said tube being composed of carbonized cardboard.

2. The lance of claim 1 wherein said carbonized cardboard tube is charred.

Patent Citations
Cited PatentFiling datePublication dateApplicantTitle
US3055961 *Sep 11, 1958Sep 25, 1962Leeds & Northrup CoQuick disconnecting means for expendable thermocouples
US3455164 *Jul 6, 1966Jul 15, 1969Leeds & Northrup CoImmersion molten metal sampler
US3559452 *Sep 25, 1967Feb 2, 1971Republic Steel CorpThermal analysis of molten steel
Referenced by
Citing PatentFiling datePublication dateApplicantTitle
US4964736 *Mar 27, 1989Oct 23, 1990Electro-Nite Co.Immersion measuring probe for use in molten metals
US5149198 *May 2, 1991Sep 22, 1992Mmtc, Inc.Temperature-measuring microwave radiometer apparatus
US5161894 *Mar 4, 1991Nov 10, 1992Materiel Et Auxiliaire De Signalisation Et De Controle Pour L'automation-AuxitrolTemperature-sensitive element and a measurement probe including such an element
US5181779 *Nov 22, 1989Jan 26, 1993Nippon Steel CorporationThermocouple temperature sensor and a method of measuring the temperature of molten iron
US5584578 *Feb 24, 1995Dec 17, 1996Heraeus Electro-Nite International N.V.Drop-in immersion probe
CN1854697BApr 6, 2006Jul 4, 2012贺利氏电子耐特国际股份公司Immersion measurement probe
Classifications
U.S. Classification374/140, 136/234

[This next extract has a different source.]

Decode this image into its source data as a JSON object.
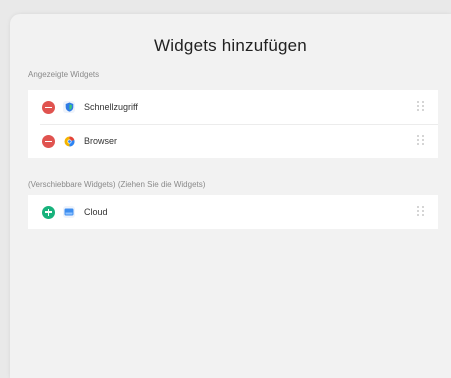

International ClassificationG01K7/02
Cooperative ClassificationG01K7/02
European ClassificationG01K7/02